• TO DO
Your reply should reproduce each line below exactly and carry none of the pictures.
BEGIN INPUT FOR THIS TASK
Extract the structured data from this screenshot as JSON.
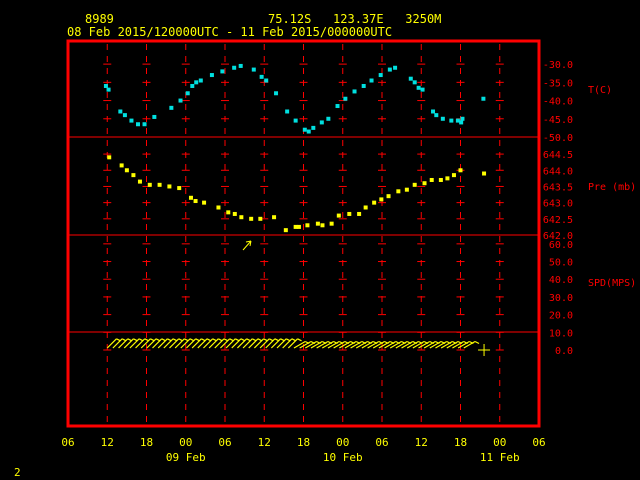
{
  "header": {
    "station_id": "8989",
    "location": "75.12S   123.37E   3250M",
    "time_range": "08 Feb 2015/120000UTC - 11 Feb 2015/000000UTC"
  },
  "corner_label": "2",
  "colors": {
    "frame": "#ff0000",
    "text": "#ffff00",
    "axis_text": "#ff0000",
    "temperature": "#00e0e0",
    "pressure": "#ffff00",
    "wind": "#ffff00",
    "background": "#000000"
  },
  "chart_data": {
    "type": "scatter",
    "x_axis": {
      "unit": "hours since 08 Feb 2015 06 UTC",
      "range": [
        0,
        72
      ],
      "tick_labels": [
        "06",
        "12",
        "18",
        "00",
        "06",
        "12",
        "18",
        "00",
        "06",
        "12",
        "18",
        "00",
        "06"
      ],
      "date_labels": [
        {
          "label": "09 Feb",
          "hour": 18
        },
        {
          "label": "10 Feb",
          "hour": 42
        },
        {
          "label": "11 Feb",
          "hour": 66
        }
      ]
    },
    "panels": [
      {
        "name": "temperature",
        "label": "T(C)",
        "range": [
          -50,
          -27.5
        ],
        "tick_labels": [
          "-30.0",
          "-35.0",
          "-40.0",
          "-45.0",
          "-50.0"
        ],
        "ticks": [
          -30,
          -35,
          -40,
          -45,
          -50
        ],
        "points": [
          [
            5.8,
            -36.0
          ],
          [
            6.2,
            -37.0
          ],
          [
            8.0,
            -43.0
          ],
          [
            8.7,
            -44.0
          ],
          [
            9.7,
            -45.5
          ],
          [
            10.7,
            -46.5
          ],
          [
            11.7,
            -46.5
          ],
          [
            13.2,
            -44.5
          ],
          [
            15.8,
            -42.0
          ],
          [
            17.2,
            -40.0
          ],
          [
            18.3,
            -38.0
          ],
          [
            19.0,
            -36.0
          ],
          [
            19.6,
            -35.0
          ],
          [
            20.3,
            -34.5
          ],
          [
            22.0,
            -33.0
          ],
          [
            23.6,
            -32.0
          ],
          [
            25.4,
            -31.0
          ],
          [
            26.4,
            -30.5
          ],
          [
            28.4,
            -31.5
          ],
          [
            29.6,
            -33.5
          ],
          [
            30.3,
            -34.5
          ],
          [
            31.8,
            -38.0
          ],
          [
            33.5,
            -43.0
          ],
          [
            34.8,
            -45.5
          ],
          [
            36.2,
            -48.0
          ],
          [
            36.8,
            -48.5
          ],
          [
            37.5,
            -47.5
          ],
          [
            38.8,
            -46.0
          ],
          [
            39.8,
            -45.0
          ],
          [
            41.2,
            -41.5
          ],
          [
            42.4,
            -39.5
          ],
          [
            43.8,
            -37.5
          ],
          [
            45.2,
            -36.0
          ],
          [
            46.4,
            -34.5
          ],
          [
            47.8,
            -33.0
          ],
          [
            49.2,
            -31.5
          ],
          [
            50.0,
            -31.0
          ],
          [
            52.4,
            -34.0
          ],
          [
            53.0,
            -35.0
          ],
          [
            53.6,
            -36.5
          ],
          [
            54.2,
            -37.0
          ],
          [
            55.8,
            -43.0
          ],
          [
            56.3,
            -44.0
          ],
          [
            57.3,
            -45.0
          ],
          [
            58.6,
            -45.5
          ],
          [
            59.6,
            -45.5
          ],
          [
            60.1,
            -46.0
          ],
          [
            60.3,
            -45.0
          ],
          [
            63.5,
            -39.5
          ]
        ]
      },
      {
        "name": "pressure",
        "label": "Pre (mb)",
        "range": [
          642.0,
          644.75
        ],
        "tick_labels": [
          "644.5",
          "644.0",
          "643.5",
          "643.0",
          "642.5",
          "642.0"
        ],
        "ticks": [
          644.5,
          644.0,
          643.5,
          643.0,
          642.5,
          642.0
        ],
        "points": [
          [
            6.3,
            644.4
          ],
          [
            8.2,
            644.15
          ],
          [
            9.0,
            644.0
          ],
          [
            10.0,
            643.85
          ],
          [
            11.0,
            643.65
          ],
          [
            12.5,
            643.55
          ],
          [
            14.0,
            643.55
          ],
          [
            15.5,
            643.5
          ],
          [
            17.0,
            643.45
          ],
          [
            18.8,
            643.15
          ],
          [
            19.5,
            643.05
          ],
          [
            20.8,
            643.0
          ],
          [
            23.0,
            642.85
          ],
          [
            24.5,
            642.7
          ],
          [
            25.5,
            642.65
          ],
          [
            26.5,
            642.55
          ],
          [
            28.0,
            642.5
          ],
          [
            29.4,
            642.5
          ],
          [
            31.5,
            642.55
          ],
          [
            33.3,
            642.15
          ],
          [
            34.8,
            642.25
          ],
          [
            35.3,
            642.25
          ],
          [
            36.6,
            642.3
          ],
          [
            38.2,
            642.35
          ],
          [
            38.9,
            642.3
          ],
          [
            40.3,
            642.35
          ],
          [
            41.4,
            642.6
          ],
          [
            43.0,
            642.65
          ],
          [
            44.5,
            642.65
          ],
          [
            45.5,
            642.85
          ],
          [
            46.8,
            643.0
          ],
          [
            47.9,
            643.1
          ],
          [
            49.0,
            643.2
          ],
          [
            50.5,
            643.35
          ],
          [
            51.8,
            643.4
          ],
          [
            53.0,
            643.55
          ],
          [
            54.5,
            643.6
          ],
          [
            55.6,
            643.7
          ],
          [
            57.0,
            643.7
          ],
          [
            58.0,
            643.75
          ],
          [
            59.0,
            643.85
          ],
          [
            60.0,
            644.0
          ],
          [
            63.6,
            643.9
          ]
        ]
      },
      {
        "name": "wind_speed",
        "label": "SPD(MPS)",
        "range": [
          0,
          65
        ],
        "tick_labels": [
          "60.0",
          "50.0",
          "40.0",
          "30.0",
          "20.0",
          "10.0",
          "0.0"
        ],
        "ticks": [
          60,
          50,
          40,
          30,
          20,
          10,
          0
        ],
        "wind_barbs_from_deg": [
          225,
          225,
          225,
          225,
          225,
          225,
          225,
          225,
          225,
          225,
          225,
          225,
          225,
          225,
          225,
          225,
          225,
          225,
          225,
          225,
          225,
          225,
          225,
          225,
          225,
          225,
          225,
          225,
          225,
          225,
          225,
          225,
          225,
          240,
          240,
          240,
          240,
          240,
          240,
          240,
          240,
          240,
          240,
          240,
          240,
          240,
          240,
          240,
          240,
          240,
          240,
          240,
          240,
          240,
          240,
          240,
          240,
          240,
          240,
          240,
          240,
          240,
          240,
          240
        ]
      }
    ]
  }
}
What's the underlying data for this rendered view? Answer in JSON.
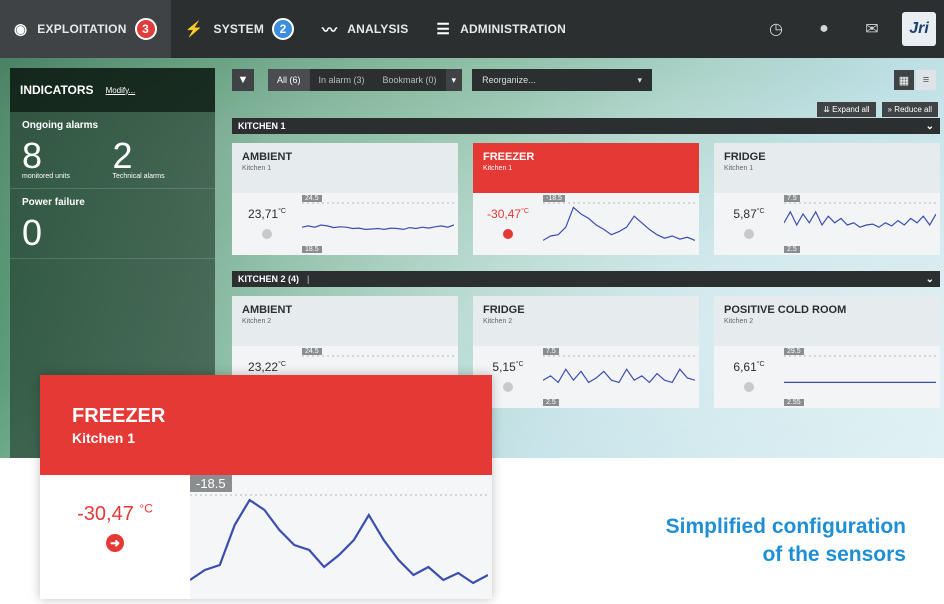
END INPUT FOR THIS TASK
• YOUR RESPONSE
Extract the structured data from this screenshot as JSON.
{
  "header": {
    "station_id": "8989",
    "location": "75.12S   123.37E   3250M",
    "time_range": "08 Feb 2015/120000UTC - 11 Feb 2015/000000UTC"
  },
  "corner_label": "2",
  "colors": {
    "frame": "#ff0000",
    "text": "#ffff00",
    "axis_text": "#ff0000",
    "temperature": "#00e0e0",
    "pressure": "#ffff00",
    "wind": "#ffff00",
    "background": "#000000"
  },
  "chart_data": {
    "type": "scatter",
    "x_axis": {
      "unit": "hours since 08 Feb 2015 06 UTC",
      "range": [
        0,
        72
      ],
      "tick_labels": [
        "06",
        "12",
        "18",
        "00",
        "06",
        "12",
        "18",
        "00",
        "06",
        "12",
        "18",
        "00",
        "06"
      ],
      "date_labels": [
        {
          "label": "09 Feb",
          "hour": 18
        },
        {
          "label": "10 Feb",
          "hour": 42
        },
        {
          "label": "11 Feb",
          "hour": 66
        }
      ]
    },
    "panels": [
      {
        "name": "temperature",
        "label": "T(C)",
        "range": [
          -50,
          -27.5
        ],
        "tick_labels": [
          "-30.0",
          "-35.0",
          "-40.0",
          "-45.0",
          "-50.0"
        ],
        "ticks": [
          -30,
          -35,
          -40,
          -45,
          -50
        ],
        "points": [
          [
            5.8,
            -36.0
          ],
          [
            6.2,
            -37.0
          ],
          [
            8.0,
            -43.0
          ],
          [
            8.7,
            -44.0
          ],
          [
            9.7,
            -45.5
          ],
          [
            10.7,
            -46.5
          ],
          [
            11.7,
            -46.5
          ],
          [
            13.2,
            -44.5
          ],
          [
            15.8,
            -42.0
          ],
          [
            17.2,
            -40.0
          ],
          [
            18.3,
            -38.0
          ],
          [
            19.0,
            -36.0
          ],
          [
            19.6,
            -35.0
          ],
          [
            20.3,
            -34.5
          ],
          [
            22.0,
            -33.0
          ],
          [
            23.6,
            -32.0
          ],
          [
            25.4,
            -31.0
          ],
          [
            26.4,
            -30.5
          ],
          [
            28.4,
            -31.5
          ],
          [
            29.6,
            -33.5
          ],
          [
            30.3,
            -34.5
          ],
          [
            31.8,
            -38.0
          ],
          [
            33.5,
            -43.0
          ],
          [
            34.8,
            -45.5
          ],
          [
            36.2,
            -48.0
          ],
          [
            36.8,
            -48.5
          ],
          [
            37.5,
            -47.5
          ],
          [
            38.8,
            -46.0
          ],
          [
            39.8,
            -45.0
          ],
          [
            41.2,
            -41.5
          ],
          [
            42.4,
            -39.5
          ],
          [
            43.8,
            -37.5
          ],
          [
            45.2,
            -36.0
          ],
          [
            46.4,
            -34.5
          ],
          [
            47.8,
            -33.0
          ],
          [
            49.2,
            -31.5
          ],
          [
            50.0,
            -31.0
          ],
          [
            52.4,
            -34.0
          ],
          [
            53.0,
            -35.0
          ],
          [
            53.6,
            -36.5
          ],
          [
            54.2,
            -37.0
          ],
          [
            55.8,
            -43.0
          ],
          [
            56.3,
            -44.0
          ],
          [
            57.3,
            -45.0
          ],
          [
            58.6,
            -45.5
          ],
          [
            59.6,
            -45.5
          ],
          [
            60.1,
            -46.0
          ],
          [
            60.3,
            -45.0
          ],
          [
            63.5,
            -39.5
          ]
        ]
      },
      {
        "name": "pressure",
        "label": "Pre (mb)",
        "range": [
          642.0,
          644.75
        ],
        "tick_labels": [
          "644.5",
          "644.0",
          "643.5",
          "643.0",
          "642.5",
          "642.0"
        ],
        "ticks": [
          644.5,
          644.0,
          643.5,
          643.0,
          642.5,
          642.0
        ],
        "points": [
          [
            6.3,
            644.4
          ],
          [
            8.2,
            644.15
          ],
          [
            9.0,
            644.0
          ],
          [
            10.0,
            643.85
          ],
          [
            11.0,
            643.65
          ],
          [
            12.5,
            643.55
          ],
          [
            14.0,
            643.55
          ],
          [
            15.5,
            643.5
          ],
          [
            17.0,
            643.45
          ],
          [
            18.8,
            643.15
          ],
          [
            19.5,
            643.05
          ],
          [
            20.8,
            643.0
          ],
          [
            23.0,
            642.85
          ],
          [
            24.5,
            642.7
          ],
          [
            25.5,
            642.65
          ],
          [
            26.5,
            642.55
          ],
          [
            28.0,
            642.5
          ],
          [
            29.4,
            642.5
          ],
          [
            31.5,
            642.55
          ],
          [
            33.3,
            642.15
          ],
          [
            34.8,
            642.25
          ],
          [
            35.3,
            642.25
          ],
          [
            36.6,
            642.3
          ],
          [
            38.2,
            642.35
          ],
          [
            38.9,
            642.3
          ],
          [
            40.3,
            642.35
          ],
          [
            41.4,
            642.6
          ],
          [
            43.0,
            642.65
          ],
          [
            44.5,
            642.65
          ],
          [
            45.5,
            642.85
          ],
          [
            46.8,
            643.0
          ],
          [
            47.9,
            643.1
          ],
          [
            49.0,
            643.2
          ],
          [
            50.5,
            643.35
          ],
          [
            51.8,
            643.4
          ],
          [
            53.0,
            643.55
          ],
          [
            54.5,
            643.6
          ],
          [
            55.6,
            643.7
          ],
          [
            57.0,
            643.7
          ],
          [
            58.0,
            643.75
          ],
          [
            59.0,
            643.85
          ],
          [
            60.0,
            644.0
          ],
          [
            63.6,
            643.9
          ]
        ]
      },
      {
        "name": "wind_speed",
        "label": "SPD(MPS)",
        "range": [
          0,
          65
        ],
        "tick_labels": [
          "60.0",
          "50.0",
          "40.0",
          "30.0",
          "20.0",
          "10.0",
          "0.0"
        ],
        "ticks": [
          60,
          50,
          40,
          30,
          20,
          10,
          0
        ],
        "wind_barbs_from_deg": [
          225,
          225,
          225,
          225,
          225,
          225,
          225,
          225,
          225,
          225,
          225,
          225,
          225,
          225,
          225,
          225,
          225,
          225,
          225,
          225,
          225,
          225,
          225,
          225,
          225,
          225,
          225,
          225,
          225,
          225,
          225,
          225,
          225,
          240,
          240,
          240,
          240,
          240,
          240,
          240,
          240,
          240,
          240,
          240,
          240,
          240,
          240,
          240,
          240,
          240,
          240,
          240,
          240,
          240,
          240,
          240,
          240,
          240,
          240,
          240,
          240,
          240,
          240,
          240
        ]
      }
    ]
  }
}
What's the underlying data for this rendered view? Answer in JSON.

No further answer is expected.